- Begin to develop their own system of beliefs which may or may not include religious beliefs.
- Experience a love of learning through rewarding their enthusiasm and by encouraging exploratory play and learning.
- Reflect upon the world around them and show a sense of awe and wonder towards aspects of the natural world or human achievement.
- Reflect on the situations of others through role play, stories.
- Experience a range of stories, music, art, drama and dance
Teaching Opportunities and Strategies
Liz Mills from The Stapleford Centre, a Christian charity fostering Christian engagement in education, has identified 3 ways that schools can provide opportunities for spiritual development:
WINDOWS: giving children opportunities to become aware of the world in new ways; to wonder about life's 'Wows' (things that are amazing) and 'Ohs' (things that bring us up short). In this children are learning about life in all its fullness.
MIRRORS: giving children opportunities to reflect on their experiences; to meditate on life's big questions and to consider some possible answers.
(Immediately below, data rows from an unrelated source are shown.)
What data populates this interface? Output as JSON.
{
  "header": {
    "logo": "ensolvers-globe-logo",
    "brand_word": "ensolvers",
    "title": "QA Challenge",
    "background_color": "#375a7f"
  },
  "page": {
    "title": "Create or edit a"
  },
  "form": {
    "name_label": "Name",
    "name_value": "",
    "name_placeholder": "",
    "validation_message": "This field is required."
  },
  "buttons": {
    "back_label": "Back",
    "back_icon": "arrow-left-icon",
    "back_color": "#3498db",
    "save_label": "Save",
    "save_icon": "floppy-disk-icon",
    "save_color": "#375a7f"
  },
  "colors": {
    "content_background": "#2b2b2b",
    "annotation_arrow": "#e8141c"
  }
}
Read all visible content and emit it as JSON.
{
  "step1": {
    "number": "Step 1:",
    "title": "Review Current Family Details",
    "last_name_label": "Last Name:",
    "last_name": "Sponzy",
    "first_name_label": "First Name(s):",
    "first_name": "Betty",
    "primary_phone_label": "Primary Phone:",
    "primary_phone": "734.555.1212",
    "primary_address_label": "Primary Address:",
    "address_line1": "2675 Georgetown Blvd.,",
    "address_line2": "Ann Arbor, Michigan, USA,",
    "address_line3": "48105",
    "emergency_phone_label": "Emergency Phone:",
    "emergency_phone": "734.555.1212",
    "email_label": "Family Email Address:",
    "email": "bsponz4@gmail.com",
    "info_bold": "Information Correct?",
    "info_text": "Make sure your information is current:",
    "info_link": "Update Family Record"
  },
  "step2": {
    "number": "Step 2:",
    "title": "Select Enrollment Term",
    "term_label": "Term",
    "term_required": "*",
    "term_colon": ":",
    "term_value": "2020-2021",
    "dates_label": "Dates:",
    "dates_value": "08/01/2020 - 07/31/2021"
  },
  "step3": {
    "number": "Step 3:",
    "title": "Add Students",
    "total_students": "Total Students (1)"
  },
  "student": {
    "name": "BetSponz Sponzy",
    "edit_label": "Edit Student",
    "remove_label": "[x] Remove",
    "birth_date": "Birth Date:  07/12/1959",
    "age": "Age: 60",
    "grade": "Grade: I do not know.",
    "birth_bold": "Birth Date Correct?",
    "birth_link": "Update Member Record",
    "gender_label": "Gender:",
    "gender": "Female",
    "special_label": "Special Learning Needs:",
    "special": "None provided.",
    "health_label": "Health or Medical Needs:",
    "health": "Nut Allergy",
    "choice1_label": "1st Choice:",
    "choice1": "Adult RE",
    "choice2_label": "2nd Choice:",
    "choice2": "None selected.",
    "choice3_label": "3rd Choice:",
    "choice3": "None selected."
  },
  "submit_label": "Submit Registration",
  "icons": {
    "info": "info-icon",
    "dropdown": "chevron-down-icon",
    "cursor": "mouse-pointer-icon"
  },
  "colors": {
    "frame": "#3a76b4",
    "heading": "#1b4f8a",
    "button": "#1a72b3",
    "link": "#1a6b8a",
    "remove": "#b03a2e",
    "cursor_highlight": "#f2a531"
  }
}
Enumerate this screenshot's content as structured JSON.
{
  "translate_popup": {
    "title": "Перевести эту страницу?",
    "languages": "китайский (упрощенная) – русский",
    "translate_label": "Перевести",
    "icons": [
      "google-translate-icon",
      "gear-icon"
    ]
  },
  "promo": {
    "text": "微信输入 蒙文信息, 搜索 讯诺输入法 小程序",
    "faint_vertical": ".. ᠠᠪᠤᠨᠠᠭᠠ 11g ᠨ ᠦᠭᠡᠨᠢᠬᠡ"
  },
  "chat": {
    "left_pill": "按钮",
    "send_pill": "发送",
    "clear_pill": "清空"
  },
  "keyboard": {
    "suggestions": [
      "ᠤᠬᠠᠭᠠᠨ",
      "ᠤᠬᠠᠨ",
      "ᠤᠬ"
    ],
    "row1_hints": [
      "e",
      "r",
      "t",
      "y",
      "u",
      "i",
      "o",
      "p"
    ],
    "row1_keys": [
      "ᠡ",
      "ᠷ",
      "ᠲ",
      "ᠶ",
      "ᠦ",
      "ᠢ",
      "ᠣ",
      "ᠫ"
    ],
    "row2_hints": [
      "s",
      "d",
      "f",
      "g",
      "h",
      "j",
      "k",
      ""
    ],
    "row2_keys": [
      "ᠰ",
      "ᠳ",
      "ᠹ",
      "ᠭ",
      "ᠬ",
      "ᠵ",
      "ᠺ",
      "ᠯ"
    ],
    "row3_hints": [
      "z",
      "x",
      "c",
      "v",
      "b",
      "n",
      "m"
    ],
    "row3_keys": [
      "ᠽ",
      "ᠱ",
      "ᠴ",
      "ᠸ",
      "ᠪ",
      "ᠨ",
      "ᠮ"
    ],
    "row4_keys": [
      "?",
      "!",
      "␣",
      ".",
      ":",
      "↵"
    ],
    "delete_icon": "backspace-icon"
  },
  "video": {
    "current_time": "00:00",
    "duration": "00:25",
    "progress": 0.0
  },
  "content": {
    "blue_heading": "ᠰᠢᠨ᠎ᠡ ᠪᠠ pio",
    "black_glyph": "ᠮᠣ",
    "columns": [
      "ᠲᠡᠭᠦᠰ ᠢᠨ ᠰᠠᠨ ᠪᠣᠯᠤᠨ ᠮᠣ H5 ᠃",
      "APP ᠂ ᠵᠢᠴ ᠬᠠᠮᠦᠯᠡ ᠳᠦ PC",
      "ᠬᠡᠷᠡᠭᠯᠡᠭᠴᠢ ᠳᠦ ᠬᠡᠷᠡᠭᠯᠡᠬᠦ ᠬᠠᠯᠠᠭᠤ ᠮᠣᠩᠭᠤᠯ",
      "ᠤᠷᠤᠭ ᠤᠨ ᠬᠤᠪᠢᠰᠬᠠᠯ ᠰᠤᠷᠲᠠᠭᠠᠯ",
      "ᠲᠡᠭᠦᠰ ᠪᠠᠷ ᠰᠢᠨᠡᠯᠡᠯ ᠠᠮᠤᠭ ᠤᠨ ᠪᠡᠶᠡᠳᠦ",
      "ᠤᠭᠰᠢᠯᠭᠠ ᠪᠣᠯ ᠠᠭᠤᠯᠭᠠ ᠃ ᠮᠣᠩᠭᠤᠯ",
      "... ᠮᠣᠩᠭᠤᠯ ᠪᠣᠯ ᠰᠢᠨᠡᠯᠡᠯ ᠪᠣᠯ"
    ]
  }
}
In this they are learning from life by exploring their own insights and perspectives and those of others.
DOORS: giving children opportunities to respond to all of this; to do something creative as a means of expressing, applying and further developing their thoughts and convictions. In this they are learning to live by putting into action what they are coming to believe and value.
We provide WINDOWS throughout our curriculum. We will be having specific lessons with an awe and wonder focus with a variety of stimuli, including photos, videos, music current events and real-life stories.
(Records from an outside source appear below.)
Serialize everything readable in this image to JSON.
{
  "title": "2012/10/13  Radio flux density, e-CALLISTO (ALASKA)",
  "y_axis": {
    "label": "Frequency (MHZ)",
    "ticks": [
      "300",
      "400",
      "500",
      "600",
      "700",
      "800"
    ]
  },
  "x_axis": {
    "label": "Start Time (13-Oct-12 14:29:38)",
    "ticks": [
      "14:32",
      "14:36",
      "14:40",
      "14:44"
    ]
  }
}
As a school we place high value on thinking skills incorporating the use of Philosophy 4 Children. These strategies offer a variety of MIRRORS for the children to reflect on the world in different, deeper ways. It allows them to ask and discuss bigger questions and consider their own ideas and beliefs. Through high-quality RE lessons, children are consistently challenged to reflect on their learning about religion to help them learn from religion, regardless of whether they have a specific faith.
Children at our school often identify DOORS for themselves. They may hear of a local issue or an international event and request to take action, through fund raising and raising awareness. We also work with the local community and with local fundraising and other activities. We take part in Comic Relief, Children in Need, and Operation: Christmas Child, as well as identifying other charities to support during the year.
What is the Role of the School Community?
All members of the school community have a responsibility for helping to nurture children’s spiritual development.
School staff can do this through:
- Establishing and maintaining a partnership between pupils, parents and staff; recognising and respecting the faith background of the children and their families;
- Taking part in, and supporting, collective acts of worship;
- Being good role models in their conduct towards other members of the community;
- Promoting an attitude of respect for other people and for others’ views;
- Nurturing consideration for and generosity towards others.
- Drawing on the experiences of pupils and their families during religious education lessons and beyond;
- Recognising and being constantly aware of the needs and backgrounds of each individual pupil;
- Being willing to develop their own knowledge and understanding of the Christian faith and the faiths of others;
- Having a positive attitude to the value of spiritual education.
Pupils can do this through:
- Taking an active part in acts of collective worship;
- Participating in activities which promote the skills allowing them to engage in examination of and reflection upon religious belief and practice;
- Conducting themselves towards others considerately, in line with the code of conduct;
- Respecting the views and beliefs of others.
Parents can help through:
- Adopting a positive attitude to the value of spiritual education;
- Supporting the school’s Christian ethos and acts of community worship such as assemblies and church services;
- Respecting the views and beliefs of others.